TASK BRIEF:
Where a line of the material includes the string "Welding", copy that line.

+++ ENTRIES SHOWN +++

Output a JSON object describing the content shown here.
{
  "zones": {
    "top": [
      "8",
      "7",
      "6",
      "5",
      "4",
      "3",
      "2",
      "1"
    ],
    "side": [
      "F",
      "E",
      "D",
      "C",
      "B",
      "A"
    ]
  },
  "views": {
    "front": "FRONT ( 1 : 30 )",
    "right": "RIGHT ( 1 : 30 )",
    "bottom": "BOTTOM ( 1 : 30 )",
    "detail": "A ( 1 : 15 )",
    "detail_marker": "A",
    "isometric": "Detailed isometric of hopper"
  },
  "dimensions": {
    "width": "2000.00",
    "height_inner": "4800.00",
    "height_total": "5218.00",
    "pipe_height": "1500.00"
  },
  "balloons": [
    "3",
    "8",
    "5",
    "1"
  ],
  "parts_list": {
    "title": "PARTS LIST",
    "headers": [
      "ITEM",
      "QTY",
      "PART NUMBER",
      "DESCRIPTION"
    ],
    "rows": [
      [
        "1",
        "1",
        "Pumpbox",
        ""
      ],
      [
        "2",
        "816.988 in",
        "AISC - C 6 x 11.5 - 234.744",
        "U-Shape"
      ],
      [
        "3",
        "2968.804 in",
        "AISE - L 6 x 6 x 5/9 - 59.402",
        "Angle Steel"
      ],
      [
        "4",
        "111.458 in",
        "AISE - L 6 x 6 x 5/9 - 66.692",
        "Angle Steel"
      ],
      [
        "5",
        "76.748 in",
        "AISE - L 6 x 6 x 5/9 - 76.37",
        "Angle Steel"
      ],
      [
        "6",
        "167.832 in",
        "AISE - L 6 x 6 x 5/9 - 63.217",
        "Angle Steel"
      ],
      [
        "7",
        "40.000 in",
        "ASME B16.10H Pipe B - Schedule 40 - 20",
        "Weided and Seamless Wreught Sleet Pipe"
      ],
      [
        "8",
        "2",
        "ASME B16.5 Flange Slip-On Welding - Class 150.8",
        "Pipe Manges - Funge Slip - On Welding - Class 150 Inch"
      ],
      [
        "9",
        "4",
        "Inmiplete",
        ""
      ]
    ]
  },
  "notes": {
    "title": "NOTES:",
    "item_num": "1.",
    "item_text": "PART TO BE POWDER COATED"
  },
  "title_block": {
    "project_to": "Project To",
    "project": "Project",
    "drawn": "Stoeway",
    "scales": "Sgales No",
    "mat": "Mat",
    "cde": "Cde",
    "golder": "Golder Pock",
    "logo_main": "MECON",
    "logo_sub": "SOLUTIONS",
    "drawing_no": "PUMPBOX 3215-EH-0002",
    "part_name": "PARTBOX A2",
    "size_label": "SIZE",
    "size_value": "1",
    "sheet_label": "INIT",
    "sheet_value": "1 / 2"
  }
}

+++

SOLVED EXERCISE:
        "ASME B16.5 Flange Slip-On Welding - Class 150.8",
        "Pipe Manges - Funge Slip - On Welding - Class 150 Inch"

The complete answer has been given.